◆ What is being asked:
Word for word, please copy the line containing "Decode this image" and all lines after it in the entries below, and only those, leaving every picture out.

[Dataset rows for apps and sites]
-.-.-

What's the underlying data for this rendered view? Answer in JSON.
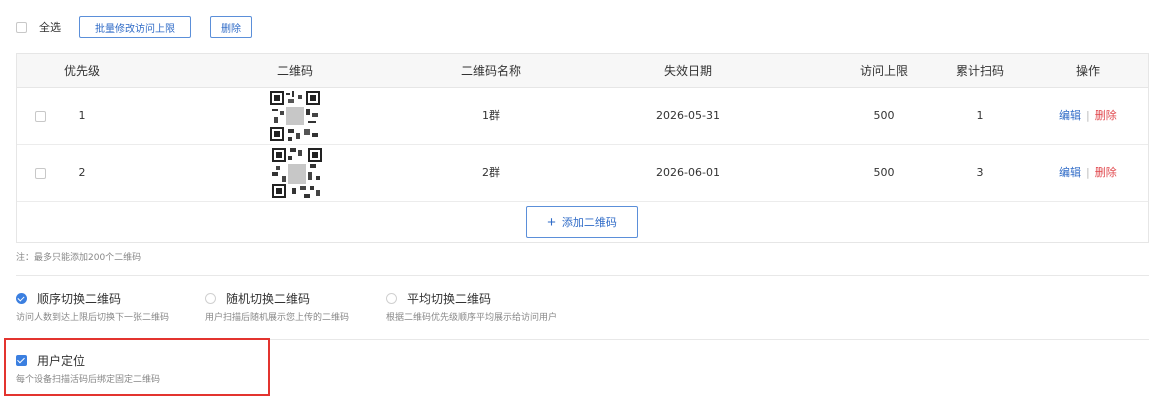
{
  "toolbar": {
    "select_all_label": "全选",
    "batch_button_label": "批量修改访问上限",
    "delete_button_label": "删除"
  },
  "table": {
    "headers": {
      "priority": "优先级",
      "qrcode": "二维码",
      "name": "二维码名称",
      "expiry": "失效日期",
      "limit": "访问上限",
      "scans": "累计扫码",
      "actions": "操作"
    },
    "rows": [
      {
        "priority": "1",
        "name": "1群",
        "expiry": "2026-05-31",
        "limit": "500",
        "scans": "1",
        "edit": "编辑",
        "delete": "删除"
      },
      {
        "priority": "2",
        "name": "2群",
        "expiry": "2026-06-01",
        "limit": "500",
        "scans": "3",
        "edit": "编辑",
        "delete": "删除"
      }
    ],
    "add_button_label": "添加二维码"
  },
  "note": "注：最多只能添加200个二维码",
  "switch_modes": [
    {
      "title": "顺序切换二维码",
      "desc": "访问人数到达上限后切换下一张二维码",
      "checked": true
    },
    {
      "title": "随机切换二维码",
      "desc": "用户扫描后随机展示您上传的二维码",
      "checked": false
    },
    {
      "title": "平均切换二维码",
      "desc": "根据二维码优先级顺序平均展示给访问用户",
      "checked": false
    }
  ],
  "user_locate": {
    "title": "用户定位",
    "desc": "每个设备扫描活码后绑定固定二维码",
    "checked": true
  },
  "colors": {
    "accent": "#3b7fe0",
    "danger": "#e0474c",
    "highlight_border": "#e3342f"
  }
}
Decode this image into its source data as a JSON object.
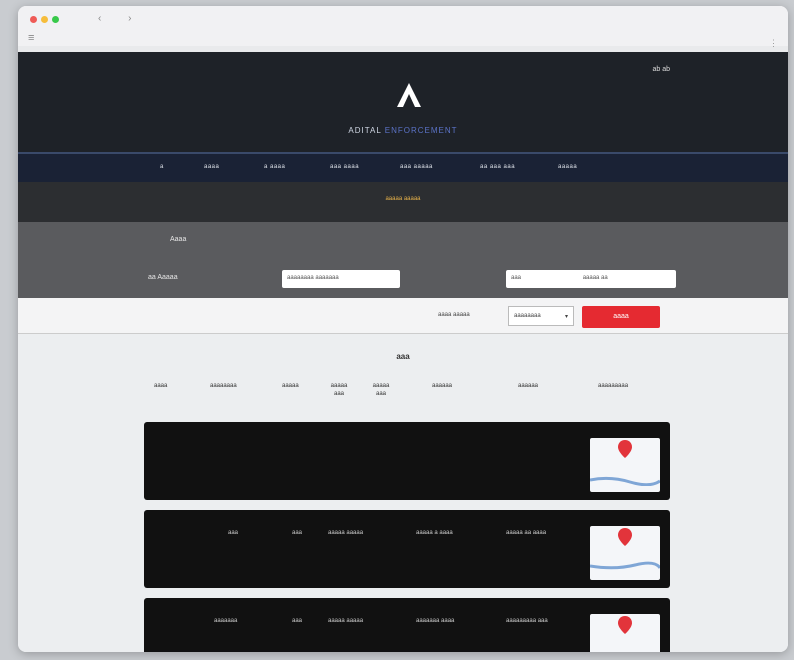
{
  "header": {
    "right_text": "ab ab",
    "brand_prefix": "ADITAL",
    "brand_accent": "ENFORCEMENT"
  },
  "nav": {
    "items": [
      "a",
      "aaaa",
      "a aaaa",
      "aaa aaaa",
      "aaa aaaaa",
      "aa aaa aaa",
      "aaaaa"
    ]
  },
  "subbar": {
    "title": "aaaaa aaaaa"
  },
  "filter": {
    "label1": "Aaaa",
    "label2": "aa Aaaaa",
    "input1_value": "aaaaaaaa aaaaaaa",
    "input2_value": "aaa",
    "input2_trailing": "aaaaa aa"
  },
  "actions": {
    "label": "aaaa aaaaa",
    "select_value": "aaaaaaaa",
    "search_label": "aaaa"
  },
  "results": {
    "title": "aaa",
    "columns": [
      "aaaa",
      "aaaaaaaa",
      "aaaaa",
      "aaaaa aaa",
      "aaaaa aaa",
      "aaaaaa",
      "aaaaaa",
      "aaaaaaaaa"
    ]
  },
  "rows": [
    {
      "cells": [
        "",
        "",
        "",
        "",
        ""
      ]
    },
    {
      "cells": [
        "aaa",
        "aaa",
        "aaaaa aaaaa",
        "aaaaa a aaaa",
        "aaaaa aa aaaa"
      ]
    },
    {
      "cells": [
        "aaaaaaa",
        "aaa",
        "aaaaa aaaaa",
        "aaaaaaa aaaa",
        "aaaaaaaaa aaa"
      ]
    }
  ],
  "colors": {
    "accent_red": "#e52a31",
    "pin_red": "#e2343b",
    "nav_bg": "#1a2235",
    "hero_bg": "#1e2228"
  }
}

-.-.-

◆ Expected answer:
Decode this image into its source data as a JSON object.
{
  "header": {
    "right_text": "ab ab",
    "brand_prefix": "ADITAL",
    "brand_accent": "ENFORCEMENT"
  },
  "nav": {
    "items": [
      "a",
      "aaaa",
      "a aaaa",
      "aaa aaaa",
      "aaa aaaaa",
      "aa aaa aaa",
      "aaaaa"
    ]
  },
  "subbar": {
    "title": "aaaaa aaaaa"
  },
  "filter": {
    "label1": "Aaaa",
    "label2": "aa Aaaaa",
    "input1_value": "aaaaaaaa aaaaaaa",
    "input2_value": "aaa",
    "input2_trailing": "aaaaa aa"
  },
  "actions": {
    "label": "aaaa aaaaa",
    "select_value": "aaaaaaaa",
    "search_label": "aaaa"
  },
  "results": {
    "title": "aaa",
    "columns": [
      "aaaa",
      "aaaaaaaa",
      "aaaaa",
      "aaaaa aaa",
      "aaaaa aaa",
      "aaaaaa",
      "aaaaaa",
      "aaaaaaaaa"
    ]
  },
  "rows": [
    {
      "cells": [
        "",
        "",
        "",
        "",
        ""
      ]
    },
    {
      "cells": [
        "aaa",
        "aaa",
        "aaaaa aaaaa",
        "aaaaa a aaaa",
        "aaaaa aa aaaa"
      ]
    },
    {
      "cells": [
        "aaaaaaa",
        "aaa",
        "aaaaa aaaaa",
        "aaaaaaa aaaa",
        "aaaaaaaaa aaa"
      ]
    }
  ],
  "colors": {
    "accent_red": "#e52a31",
    "pin_red": "#e2343b",
    "nav_bg": "#1a2235",
    "hero_bg": "#1e2228"
  }
}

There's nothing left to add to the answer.